*Work task*
Each line below that contains "title" counts once; report the total and nothing more.

*Data supplied*
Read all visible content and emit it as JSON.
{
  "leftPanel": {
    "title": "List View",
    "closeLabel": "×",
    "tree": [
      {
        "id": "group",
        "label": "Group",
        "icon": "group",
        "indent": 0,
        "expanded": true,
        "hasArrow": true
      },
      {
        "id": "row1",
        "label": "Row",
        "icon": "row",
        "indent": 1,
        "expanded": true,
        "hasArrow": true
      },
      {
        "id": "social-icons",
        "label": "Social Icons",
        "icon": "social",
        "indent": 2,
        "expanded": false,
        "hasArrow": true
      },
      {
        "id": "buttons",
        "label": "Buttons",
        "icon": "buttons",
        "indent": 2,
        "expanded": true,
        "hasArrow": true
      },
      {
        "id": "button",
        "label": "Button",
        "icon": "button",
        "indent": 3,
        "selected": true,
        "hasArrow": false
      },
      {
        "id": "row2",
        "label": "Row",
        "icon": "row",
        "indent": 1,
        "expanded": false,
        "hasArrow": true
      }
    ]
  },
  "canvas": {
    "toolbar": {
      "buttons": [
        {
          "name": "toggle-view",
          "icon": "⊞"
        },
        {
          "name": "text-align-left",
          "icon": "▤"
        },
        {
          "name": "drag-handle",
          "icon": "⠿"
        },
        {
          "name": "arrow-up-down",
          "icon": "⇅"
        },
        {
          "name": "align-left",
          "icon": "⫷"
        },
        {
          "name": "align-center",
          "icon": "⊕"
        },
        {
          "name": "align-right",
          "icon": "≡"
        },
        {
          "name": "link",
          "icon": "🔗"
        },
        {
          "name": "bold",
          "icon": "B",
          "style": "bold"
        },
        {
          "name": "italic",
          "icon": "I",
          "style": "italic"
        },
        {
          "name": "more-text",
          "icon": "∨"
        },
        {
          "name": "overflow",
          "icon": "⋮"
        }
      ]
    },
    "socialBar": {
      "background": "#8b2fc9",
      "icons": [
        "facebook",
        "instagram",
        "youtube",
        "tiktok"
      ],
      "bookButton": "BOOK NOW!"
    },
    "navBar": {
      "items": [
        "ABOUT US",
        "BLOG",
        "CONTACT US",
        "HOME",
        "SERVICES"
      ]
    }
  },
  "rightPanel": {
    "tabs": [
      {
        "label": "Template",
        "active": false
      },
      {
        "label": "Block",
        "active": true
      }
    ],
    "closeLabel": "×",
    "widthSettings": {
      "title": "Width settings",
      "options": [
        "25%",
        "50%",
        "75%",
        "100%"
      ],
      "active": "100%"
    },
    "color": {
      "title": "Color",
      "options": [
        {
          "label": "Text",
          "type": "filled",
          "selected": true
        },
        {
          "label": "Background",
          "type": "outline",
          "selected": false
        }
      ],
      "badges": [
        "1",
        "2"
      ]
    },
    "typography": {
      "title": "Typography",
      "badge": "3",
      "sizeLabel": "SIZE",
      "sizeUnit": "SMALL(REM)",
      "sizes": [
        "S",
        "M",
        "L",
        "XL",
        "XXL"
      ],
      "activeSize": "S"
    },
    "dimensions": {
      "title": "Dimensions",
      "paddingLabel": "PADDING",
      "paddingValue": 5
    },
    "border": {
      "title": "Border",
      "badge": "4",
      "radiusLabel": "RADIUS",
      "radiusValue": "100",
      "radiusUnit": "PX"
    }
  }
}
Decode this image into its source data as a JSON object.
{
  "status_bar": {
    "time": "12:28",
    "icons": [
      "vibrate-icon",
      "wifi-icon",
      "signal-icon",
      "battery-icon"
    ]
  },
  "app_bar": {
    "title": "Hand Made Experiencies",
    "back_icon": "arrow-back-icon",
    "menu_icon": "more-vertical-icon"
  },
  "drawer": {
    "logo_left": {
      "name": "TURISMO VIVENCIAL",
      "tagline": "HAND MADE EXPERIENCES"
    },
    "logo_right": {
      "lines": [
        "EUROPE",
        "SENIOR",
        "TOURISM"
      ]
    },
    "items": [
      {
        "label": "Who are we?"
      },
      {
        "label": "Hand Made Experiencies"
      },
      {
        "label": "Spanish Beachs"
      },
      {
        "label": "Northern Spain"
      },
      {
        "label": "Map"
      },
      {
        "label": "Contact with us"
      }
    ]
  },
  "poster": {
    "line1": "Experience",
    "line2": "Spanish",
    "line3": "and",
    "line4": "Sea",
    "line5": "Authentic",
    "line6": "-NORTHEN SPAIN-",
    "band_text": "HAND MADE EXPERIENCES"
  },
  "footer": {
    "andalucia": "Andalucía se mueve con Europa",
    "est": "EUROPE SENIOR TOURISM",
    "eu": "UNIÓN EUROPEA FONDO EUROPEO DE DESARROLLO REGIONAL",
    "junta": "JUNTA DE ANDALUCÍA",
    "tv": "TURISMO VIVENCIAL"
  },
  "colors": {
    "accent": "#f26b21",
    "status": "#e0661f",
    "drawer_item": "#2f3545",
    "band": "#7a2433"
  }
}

*Exercise output*
7